    Liked by 2 people

  8. Pingback: Skinny and Single Share- | Live Free 2 Sail Fast

  9. I have four blogs, and they all cost me money because I have to pay annually for the domain names, BUT those blogs do NOT earn me a cent and I have spent hundreds if not thousands of hours publishing those blogs since 2010. The only ads are the ads WordPress runs after my posts and I don’t make any money off of those ads. If I want to get rid of WordPress ads that only benefit WordPress, I have to pay more.

    If someone gently points out a valid error that I agree with (emphasis on “I agree”), I’ll usually fix the mistake but I will NOT approve any comment that attacks me for poor grammar and/or spelling. I proof my posts once or twice after I write the rough draft.
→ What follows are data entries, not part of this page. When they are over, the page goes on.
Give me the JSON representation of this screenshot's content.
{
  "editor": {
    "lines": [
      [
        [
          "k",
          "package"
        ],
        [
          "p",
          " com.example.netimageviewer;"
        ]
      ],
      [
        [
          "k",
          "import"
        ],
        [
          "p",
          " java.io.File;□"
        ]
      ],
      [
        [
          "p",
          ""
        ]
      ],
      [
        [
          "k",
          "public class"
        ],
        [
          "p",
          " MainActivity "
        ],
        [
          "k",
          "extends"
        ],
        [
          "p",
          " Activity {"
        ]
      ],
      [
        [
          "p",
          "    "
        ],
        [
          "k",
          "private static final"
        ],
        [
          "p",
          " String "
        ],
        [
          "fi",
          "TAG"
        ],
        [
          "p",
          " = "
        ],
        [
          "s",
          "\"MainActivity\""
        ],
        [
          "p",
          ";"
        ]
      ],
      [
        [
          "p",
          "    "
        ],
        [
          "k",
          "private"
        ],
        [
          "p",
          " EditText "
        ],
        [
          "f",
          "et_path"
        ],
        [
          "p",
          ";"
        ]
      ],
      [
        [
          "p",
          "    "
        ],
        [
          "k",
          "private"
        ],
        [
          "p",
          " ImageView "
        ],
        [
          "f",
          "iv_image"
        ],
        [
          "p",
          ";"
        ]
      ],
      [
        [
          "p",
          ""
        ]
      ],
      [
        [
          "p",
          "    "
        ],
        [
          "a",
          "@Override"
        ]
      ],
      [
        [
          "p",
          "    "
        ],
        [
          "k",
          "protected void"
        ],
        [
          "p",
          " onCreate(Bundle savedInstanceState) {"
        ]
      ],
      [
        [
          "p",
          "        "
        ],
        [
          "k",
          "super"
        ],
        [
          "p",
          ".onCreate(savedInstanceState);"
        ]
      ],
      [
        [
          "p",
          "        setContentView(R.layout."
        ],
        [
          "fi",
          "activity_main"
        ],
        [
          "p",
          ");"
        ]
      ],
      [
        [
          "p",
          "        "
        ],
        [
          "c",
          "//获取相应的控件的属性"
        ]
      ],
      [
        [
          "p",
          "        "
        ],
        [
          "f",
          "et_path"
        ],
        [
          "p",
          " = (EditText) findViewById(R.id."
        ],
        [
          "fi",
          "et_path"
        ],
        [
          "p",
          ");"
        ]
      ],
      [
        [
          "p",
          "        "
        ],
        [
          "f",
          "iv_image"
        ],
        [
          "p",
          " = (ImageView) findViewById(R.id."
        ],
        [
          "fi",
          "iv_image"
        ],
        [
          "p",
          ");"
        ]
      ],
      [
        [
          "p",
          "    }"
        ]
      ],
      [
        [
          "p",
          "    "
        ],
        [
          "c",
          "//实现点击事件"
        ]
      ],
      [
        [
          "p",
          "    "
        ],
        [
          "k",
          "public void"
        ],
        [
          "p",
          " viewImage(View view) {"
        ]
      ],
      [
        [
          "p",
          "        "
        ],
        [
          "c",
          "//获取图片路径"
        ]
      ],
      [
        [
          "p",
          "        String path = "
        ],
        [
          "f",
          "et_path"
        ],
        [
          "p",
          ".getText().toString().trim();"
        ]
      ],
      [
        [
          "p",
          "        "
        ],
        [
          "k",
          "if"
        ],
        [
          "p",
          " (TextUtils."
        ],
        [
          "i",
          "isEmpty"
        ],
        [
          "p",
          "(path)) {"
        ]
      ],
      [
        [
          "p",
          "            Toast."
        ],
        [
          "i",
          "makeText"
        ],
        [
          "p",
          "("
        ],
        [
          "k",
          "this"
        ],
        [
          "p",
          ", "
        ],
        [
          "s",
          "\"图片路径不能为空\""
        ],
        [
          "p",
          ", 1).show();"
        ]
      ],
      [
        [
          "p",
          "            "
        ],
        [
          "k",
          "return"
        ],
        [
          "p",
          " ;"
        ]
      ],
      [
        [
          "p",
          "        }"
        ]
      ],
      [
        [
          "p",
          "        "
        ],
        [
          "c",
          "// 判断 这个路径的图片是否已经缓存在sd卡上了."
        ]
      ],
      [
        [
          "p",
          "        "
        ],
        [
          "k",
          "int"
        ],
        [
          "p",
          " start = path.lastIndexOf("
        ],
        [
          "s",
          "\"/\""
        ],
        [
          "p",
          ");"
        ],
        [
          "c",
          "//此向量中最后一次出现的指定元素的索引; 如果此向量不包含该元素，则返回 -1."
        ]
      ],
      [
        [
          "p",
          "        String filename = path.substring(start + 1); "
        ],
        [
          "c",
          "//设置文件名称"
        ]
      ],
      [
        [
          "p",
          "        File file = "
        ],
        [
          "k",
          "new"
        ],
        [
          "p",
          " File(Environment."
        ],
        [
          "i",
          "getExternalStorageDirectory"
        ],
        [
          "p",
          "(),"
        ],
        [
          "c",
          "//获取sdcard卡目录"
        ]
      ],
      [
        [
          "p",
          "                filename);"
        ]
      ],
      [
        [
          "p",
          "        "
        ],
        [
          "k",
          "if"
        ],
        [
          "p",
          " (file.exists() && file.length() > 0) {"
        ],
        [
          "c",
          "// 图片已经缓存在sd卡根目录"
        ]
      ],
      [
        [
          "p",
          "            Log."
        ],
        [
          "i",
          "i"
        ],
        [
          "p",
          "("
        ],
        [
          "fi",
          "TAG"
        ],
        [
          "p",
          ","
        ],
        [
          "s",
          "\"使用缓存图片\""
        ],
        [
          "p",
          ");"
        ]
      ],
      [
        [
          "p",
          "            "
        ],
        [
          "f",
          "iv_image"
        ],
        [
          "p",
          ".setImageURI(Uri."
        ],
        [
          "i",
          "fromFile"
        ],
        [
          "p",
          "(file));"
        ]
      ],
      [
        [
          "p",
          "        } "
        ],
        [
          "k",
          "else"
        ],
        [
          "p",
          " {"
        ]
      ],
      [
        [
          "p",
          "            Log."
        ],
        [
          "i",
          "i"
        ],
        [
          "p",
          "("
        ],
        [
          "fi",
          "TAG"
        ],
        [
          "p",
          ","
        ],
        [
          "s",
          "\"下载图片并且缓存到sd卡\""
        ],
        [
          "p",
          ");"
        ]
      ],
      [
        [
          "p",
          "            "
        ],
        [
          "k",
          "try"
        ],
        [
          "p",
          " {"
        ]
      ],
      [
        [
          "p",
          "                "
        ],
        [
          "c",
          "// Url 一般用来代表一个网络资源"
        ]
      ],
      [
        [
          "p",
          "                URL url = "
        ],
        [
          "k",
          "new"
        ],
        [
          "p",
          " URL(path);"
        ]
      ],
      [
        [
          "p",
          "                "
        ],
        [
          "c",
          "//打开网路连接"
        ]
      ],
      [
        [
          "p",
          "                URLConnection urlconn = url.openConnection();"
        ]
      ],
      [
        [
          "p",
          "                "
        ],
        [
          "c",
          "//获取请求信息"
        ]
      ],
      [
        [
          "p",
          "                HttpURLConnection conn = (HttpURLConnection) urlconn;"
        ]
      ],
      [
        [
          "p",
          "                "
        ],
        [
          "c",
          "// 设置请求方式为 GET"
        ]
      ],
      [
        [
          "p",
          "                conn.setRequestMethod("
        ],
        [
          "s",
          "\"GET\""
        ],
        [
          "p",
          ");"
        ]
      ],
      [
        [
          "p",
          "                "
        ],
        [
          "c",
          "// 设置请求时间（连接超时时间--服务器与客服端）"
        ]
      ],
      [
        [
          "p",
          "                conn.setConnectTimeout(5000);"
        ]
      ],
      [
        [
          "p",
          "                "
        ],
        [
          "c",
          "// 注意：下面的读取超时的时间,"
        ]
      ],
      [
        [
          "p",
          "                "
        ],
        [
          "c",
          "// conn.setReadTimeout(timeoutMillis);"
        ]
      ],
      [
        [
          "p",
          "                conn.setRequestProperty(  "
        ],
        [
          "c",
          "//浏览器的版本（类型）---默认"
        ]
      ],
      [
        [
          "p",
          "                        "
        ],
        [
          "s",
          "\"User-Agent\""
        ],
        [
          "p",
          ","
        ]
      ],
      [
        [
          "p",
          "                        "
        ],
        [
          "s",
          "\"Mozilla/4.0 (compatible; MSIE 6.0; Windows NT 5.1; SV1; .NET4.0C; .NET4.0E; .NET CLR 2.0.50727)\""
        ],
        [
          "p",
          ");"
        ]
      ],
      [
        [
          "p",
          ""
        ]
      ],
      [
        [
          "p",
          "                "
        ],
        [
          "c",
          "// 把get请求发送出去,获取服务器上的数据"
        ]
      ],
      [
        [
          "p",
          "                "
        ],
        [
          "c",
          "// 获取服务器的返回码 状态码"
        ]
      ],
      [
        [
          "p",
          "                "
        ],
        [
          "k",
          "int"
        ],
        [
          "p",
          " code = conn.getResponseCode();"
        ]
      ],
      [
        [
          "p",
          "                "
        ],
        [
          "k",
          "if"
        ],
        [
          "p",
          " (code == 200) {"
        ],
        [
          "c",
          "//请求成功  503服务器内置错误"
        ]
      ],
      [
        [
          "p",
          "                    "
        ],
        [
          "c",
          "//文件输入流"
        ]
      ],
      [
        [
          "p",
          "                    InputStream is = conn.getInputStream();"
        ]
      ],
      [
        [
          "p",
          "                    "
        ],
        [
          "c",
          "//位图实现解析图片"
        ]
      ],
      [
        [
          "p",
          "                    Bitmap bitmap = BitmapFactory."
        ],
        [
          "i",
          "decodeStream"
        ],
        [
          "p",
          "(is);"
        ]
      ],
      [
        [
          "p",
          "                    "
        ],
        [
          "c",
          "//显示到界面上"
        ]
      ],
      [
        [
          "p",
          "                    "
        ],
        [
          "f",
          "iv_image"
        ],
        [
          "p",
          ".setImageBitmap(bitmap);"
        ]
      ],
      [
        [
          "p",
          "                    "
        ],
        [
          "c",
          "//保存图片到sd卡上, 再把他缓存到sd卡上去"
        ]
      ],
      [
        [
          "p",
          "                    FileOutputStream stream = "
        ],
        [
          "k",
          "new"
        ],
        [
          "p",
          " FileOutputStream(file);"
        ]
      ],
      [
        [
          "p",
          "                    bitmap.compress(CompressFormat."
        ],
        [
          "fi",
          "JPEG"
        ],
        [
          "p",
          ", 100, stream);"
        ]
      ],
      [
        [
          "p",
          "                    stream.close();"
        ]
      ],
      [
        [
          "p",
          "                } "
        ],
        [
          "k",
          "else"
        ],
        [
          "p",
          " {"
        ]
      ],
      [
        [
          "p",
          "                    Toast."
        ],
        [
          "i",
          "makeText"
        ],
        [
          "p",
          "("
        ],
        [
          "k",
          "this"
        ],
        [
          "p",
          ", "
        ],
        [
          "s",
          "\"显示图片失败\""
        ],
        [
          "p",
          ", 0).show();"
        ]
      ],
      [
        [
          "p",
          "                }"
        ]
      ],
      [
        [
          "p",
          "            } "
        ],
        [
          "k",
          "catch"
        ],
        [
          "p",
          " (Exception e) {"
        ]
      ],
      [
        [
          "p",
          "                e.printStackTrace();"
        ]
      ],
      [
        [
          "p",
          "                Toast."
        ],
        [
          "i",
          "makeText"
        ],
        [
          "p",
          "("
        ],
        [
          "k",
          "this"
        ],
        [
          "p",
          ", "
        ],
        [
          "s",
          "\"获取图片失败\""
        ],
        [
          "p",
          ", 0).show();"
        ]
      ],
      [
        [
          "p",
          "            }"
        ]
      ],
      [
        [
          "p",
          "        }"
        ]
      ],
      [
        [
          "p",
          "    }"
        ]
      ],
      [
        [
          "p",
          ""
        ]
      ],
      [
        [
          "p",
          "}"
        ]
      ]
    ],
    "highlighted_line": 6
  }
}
That’s it, and if a grammar Nazi doesn’t like the occasional typo or mistake, to quote Grace VanderWaal, my favorite singer-songwriter, in her own song, Light The Sky, “And if people don’t like it then they can close their eyes.”

    Grace sang this song (that she originally wrote and performed on AGT in 2016 when she was twelve) at the closing ceremony of the 2017 Special Olympics in Austria to a stadium filled with thousands.

    Grace was 13 when she performed at the Special Olympics.

    Liked by 3 people

  10. They sound like such “delightful” people. These “perfect” bloggers I’m sure often have to “stage” much of their life. I’d rather read about someone’s honest bad day, then someone’s somewhat unrealistic great day.

    Liked by 3 people

  11. I now have a friend that is a professional editor that edits my Monday and Thursday posts before I publish them. I have actually learned a lot from working with her and now I make a lot less mistakes. If she didn’t offer to assist me, I would still be writing because I love it. Good bad or horrible. If you goal is to get a job and be professional, then that is what you have to present.Their problem, not yours.

    Liked by 2 people

  12. Your writing seems authentic because you’re not hung up on perfect grammar. I have to chuckle when a commenter makes a correction of another commenter’s grammar. Correcting a fallacy is one thing, correcting a grammar “mistake” is another.

    Liked by 2 people

    • I agree

      When it comes to context vs grammar, context wins every time over the missing or misplaced punctuation mark or tense error. Grammar errors can be corrected later or not. That should be up to the writer. If a reader is confused because of a missing comma, that reader can ask what the author meant to clarify the context.

      Liked by 2 people

Yell at me here

Fill in your details below or click an icon to log in:

WordPress.com Logo

You are commenting using your WordPress.com account. Log Out /  Change )

Twitter picture

You are commenting using your Twitter account. Log Out /  Change )

Facebook photo

You are commenting using your Facebook account. Log Out /  Change )

Connecting to %s

This site uses Akismet to reduce spam. Learn how your comment data is processed.